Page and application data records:
%%
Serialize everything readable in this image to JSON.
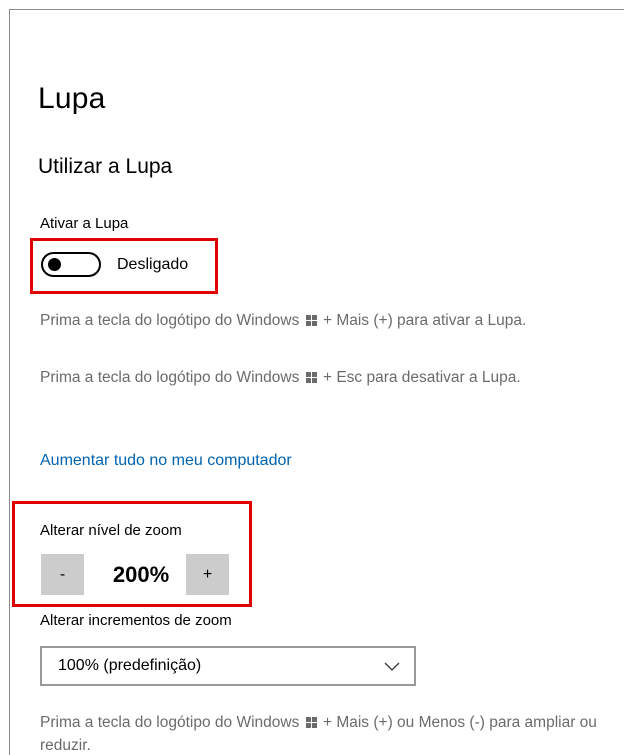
{
  "page": {
    "title": "Lupa",
    "section_title": "Utilizar a Lupa"
  },
  "magnifier_toggle": {
    "label": "Ativar a Lupa",
    "state_text": "Desligado",
    "on": false
  },
  "help": {
    "line1_before": "Prima a tecla do logótipo do Windows",
    "line1_after": "+ Mais (+) para ativar a Lupa.",
    "line2_before": "Prima a tecla do logótipo do Windows",
    "line2_after": "+ Esc para desativar a Lupa."
  },
  "link": {
    "text": "Aumentar tudo no meu computador"
  },
  "zoom": {
    "label": "Alterar nível de zoom",
    "decrease_label": "-",
    "value_text": "200%",
    "increase_label": "+"
  },
  "zoom_increments": {
    "label": "Alterar incrementos de zoom",
    "selected": "100% (predefinição)"
  },
  "footer_help": {
    "before": "Prima a tecla do logótipo do Windows",
    "after": "+ Mais (+) ou Menos (-) para ampliar ou reduzir."
  },
  "icons": {
    "windows_key": "windows-logo-icon",
    "chevron": "chevron-down-icon"
  },
  "colors": {
    "link": "#0063b1",
    "highlight_box": "#e00000",
    "button_bg": "#cccccc",
    "help_text": "#6b6b6b"
  }
}
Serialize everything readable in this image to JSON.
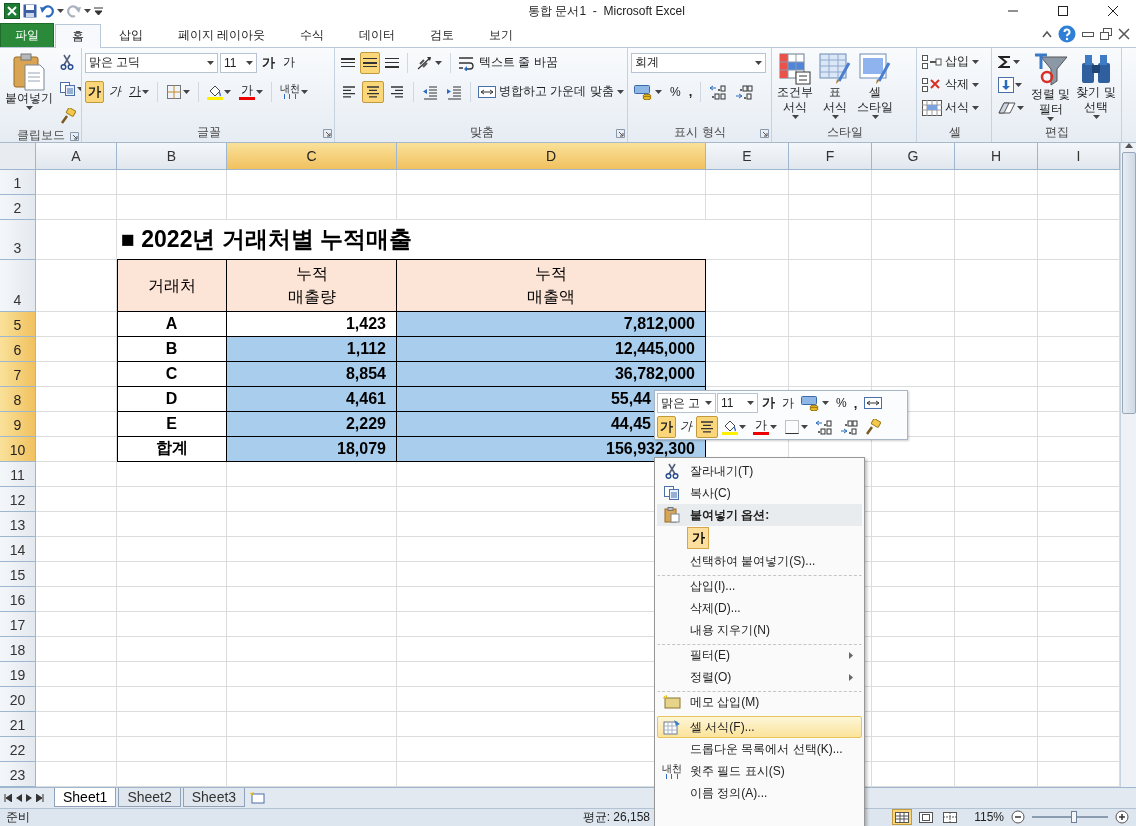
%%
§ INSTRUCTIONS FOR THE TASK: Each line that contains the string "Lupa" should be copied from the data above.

§ EXERCISE SOLUTION:
    "title": "Lupa",
    "section_title": "Utilizar a Lupa"
    "label": "Ativar a Lupa",
    "line1_after": "+ Mais (+) para ativar a Lupa.",
    "line2_after": "+ Esc para desativar a Lupa."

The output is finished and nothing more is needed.